So, why is it necessary for carts to stay on paths sometimes? Most often, the cause is weather related. Cart restrictions may be imposed when the weather is too hot, too cold, too wet or too dry. Under wet conditions, soil is extremely susceptible to compaction from vehicle traffic. Compacted soils make it difficult to grow healthy grass and the problems can be long-lasting and hard to fix. Driving carts through wet areas can also leave deep ruts that are difficult to repair. Carts can also skid and slide on wet grass, which can be damaging to the course and dangerous for golfers.

Driving carts on very dry turf can actually be very damaging as well. Extremely dry grass isn’t growing normally, so it cannot tolerate traffic from golf carts or maintenance vehicles. Grass can wear away quickly during extremely dry weather and you may even see “burned” tire marks where a cart has driven through an area of extremely drought-stressed grass. Sometimes this damage recovers quickly once moisture returns, but other times significant repairs are needed.

When temperatures are cold and grass is growing slowly, if at all, golf carts can quickly wear the grass down. In places where golf is played during cold weather, it’s not uncommon for path restrictions to last for extended periods of time each year.

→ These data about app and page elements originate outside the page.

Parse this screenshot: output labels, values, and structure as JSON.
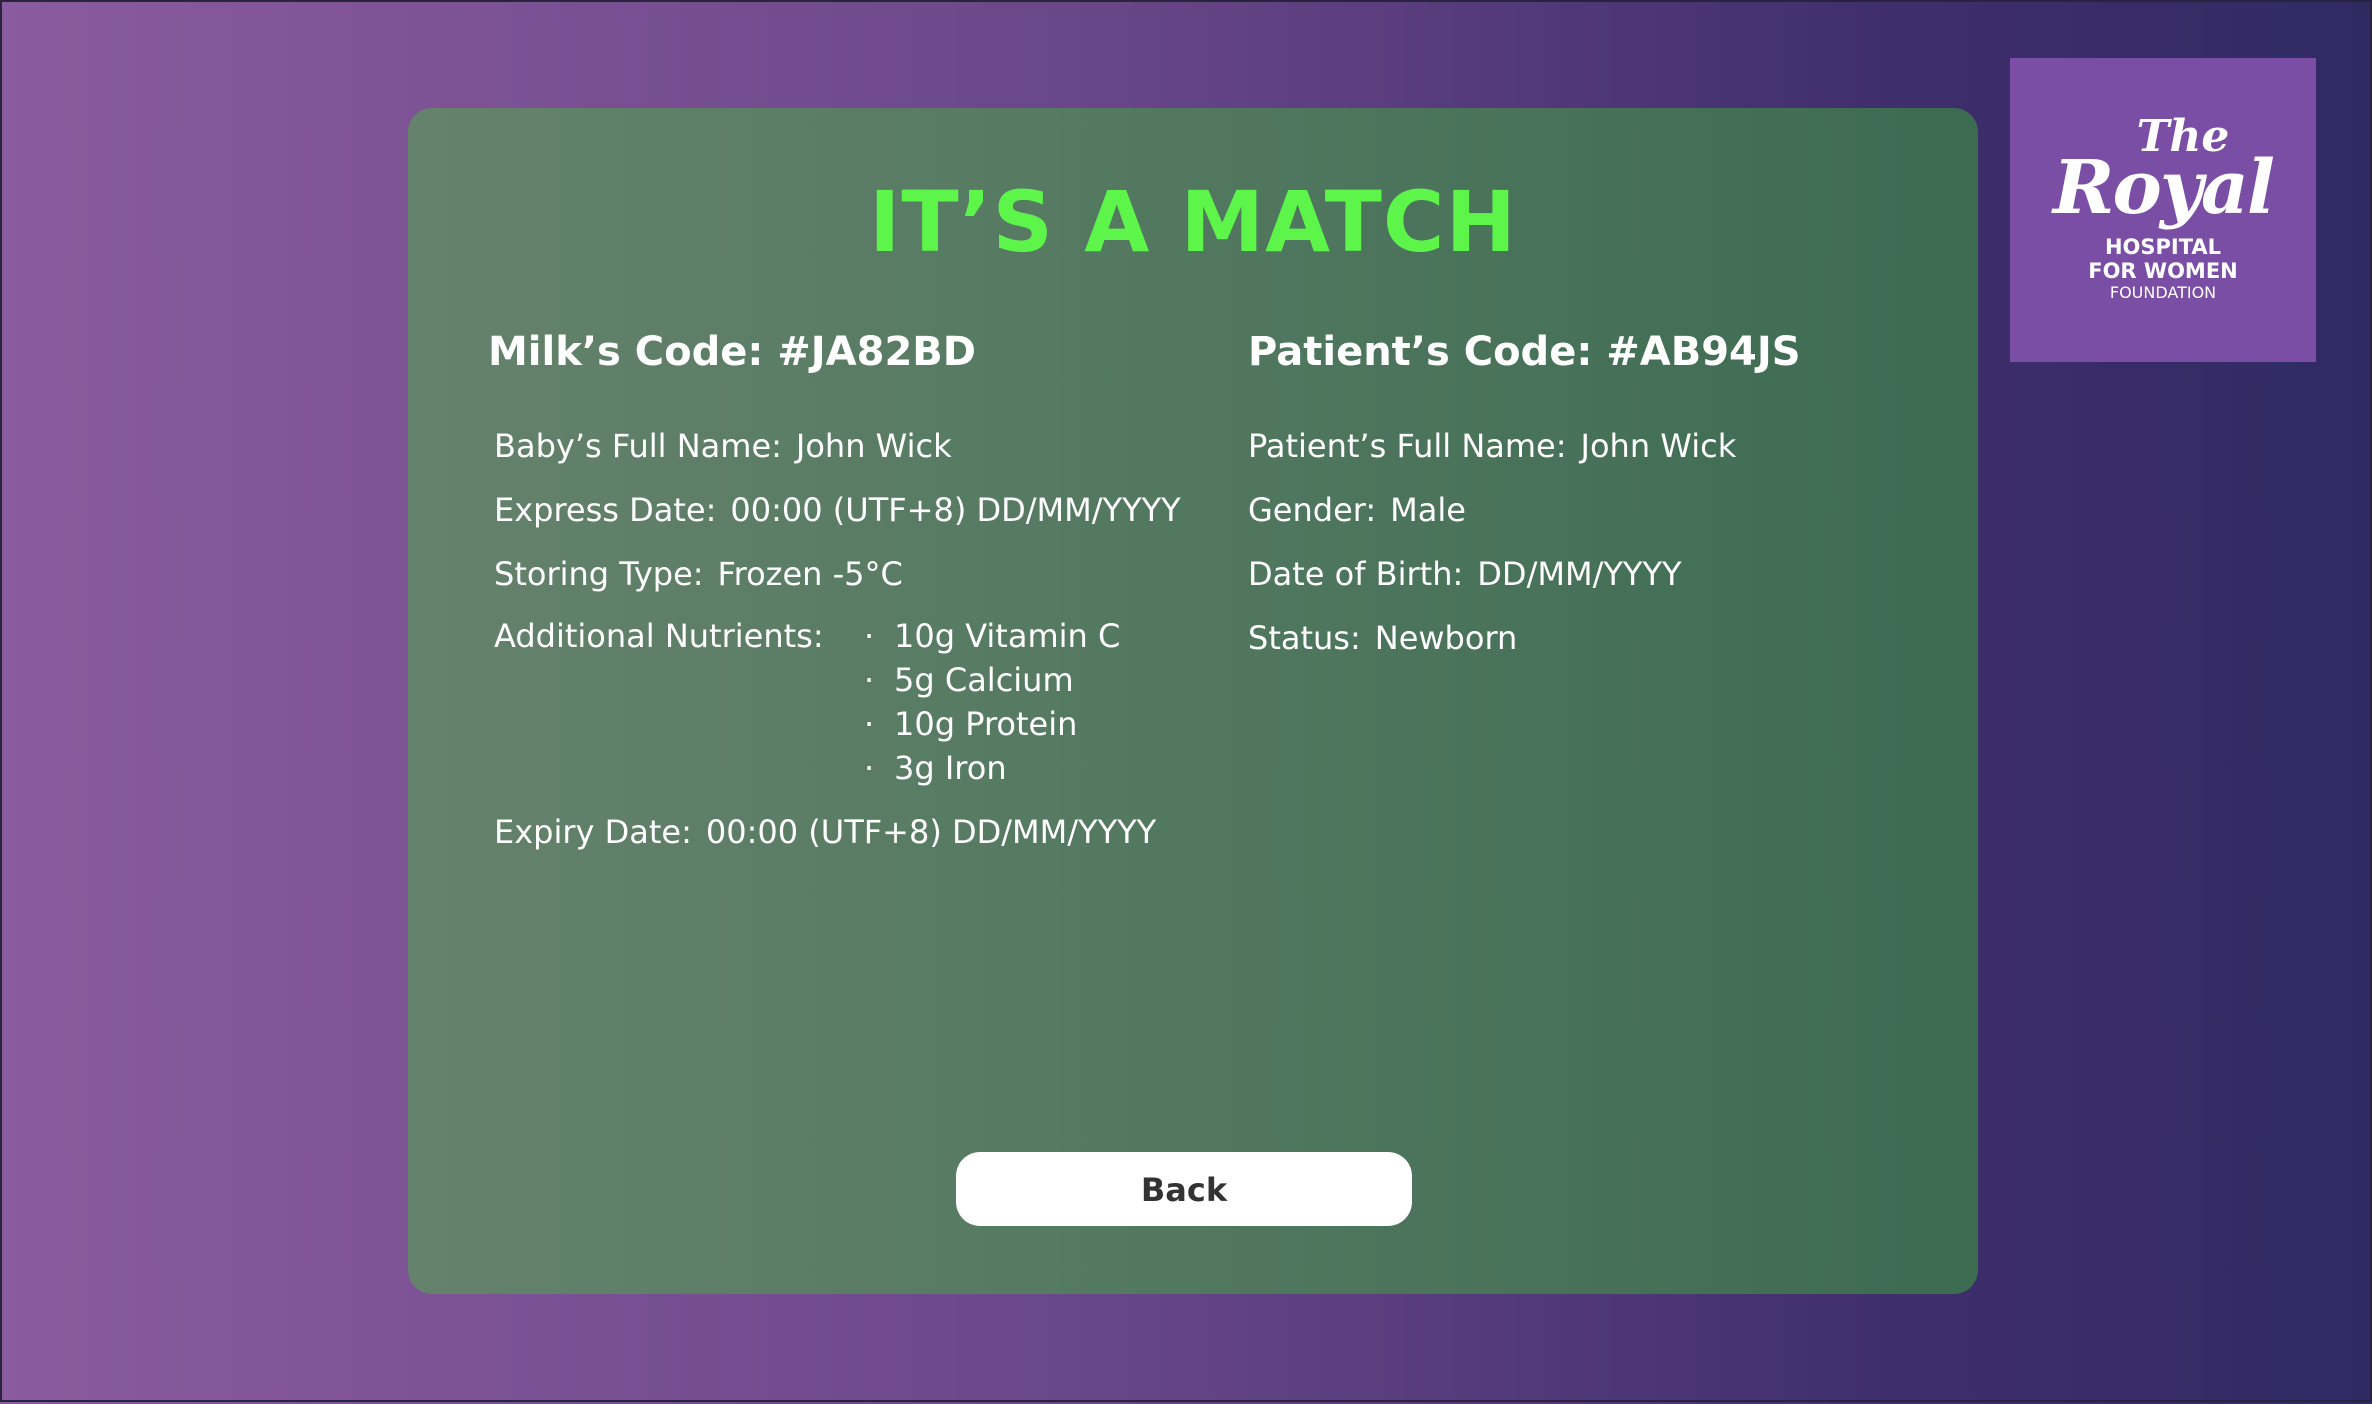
{
  "logo": {
    "the": "The",
    "royal": "Royal",
    "line1": "HOSPITAL",
    "line2": "FOR WOMEN",
    "line3": "FOUNDATION"
  },
  "match": {
    "title": "IT’S A MATCH",
    "milk_code_label": "Milk’s Code: #JA82BD",
    "patient_code_label": "Patient’s Code: #AB94JS"
  },
  "milk": {
    "baby_name_label": "Baby’s Full Name:",
    "baby_name": "John Wick",
    "express_date_label": "Express Date:",
    "express_date": "00:00 (UTF+8) DD/MM/YYYY",
    "storing_type_label": "Storing Type:",
    "storing_type": "Frozen  -5°C",
    "nutrients_label": "Additional Nutrients:",
    "nutrients": [
      "10g Vitamin C",
      "5g Calcium",
      "10g Protein",
      "3g Iron"
    ],
    "expiry_date_label": "Expiry Date:",
    "expiry_date": "00:00 (UTF+8) DD/MM/YYYY"
  },
  "patient": {
    "full_name_label": "Patient’s Full Name:",
    "full_name": "John Wick",
    "gender_label": "Gender:",
    "gender": "Male",
    "dob_label": "Date of Birth:",
    "dob": "DD/MM/YYYY",
    "status_label": "Status:",
    "status": "Newborn"
  },
  "actions": {
    "back_label": "Back"
  },
  "colors": {
    "title_green": "#5df54a",
    "card_bg": "#567a62",
    "logo_purple": "#7b4ea6"
  }
}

Similarly, in very hot weather, some grasses also stop growing, making them vulnerable to damage. Restrictions due to extreme heat tend to last for a relatively short period of time until slightly cooler weather arrives.

Cart restrictions may also be necessary if courses are overseeding, regrassing or trying to repair large areas of damage. Newly planted seed or sod needs to be firmly rooted before it’s ready for any kind of traffic. Walkers will typically be allowed first on newly established grass, with carts to follow sometime later. How long these restrictions last will depend on the circumstances, but know that the grass will look ready for carts before it actually is.

As golfers, we should be prepared for cart restrictions sometimes, especially during or after extreme weather. While these temporary restrictions may be frustrating, they are necessary to protect the golf course. A little short-term inconvenience offers a great excuse to get some exercise walking and your patience will help to keep the course in good shape for all to enjoy!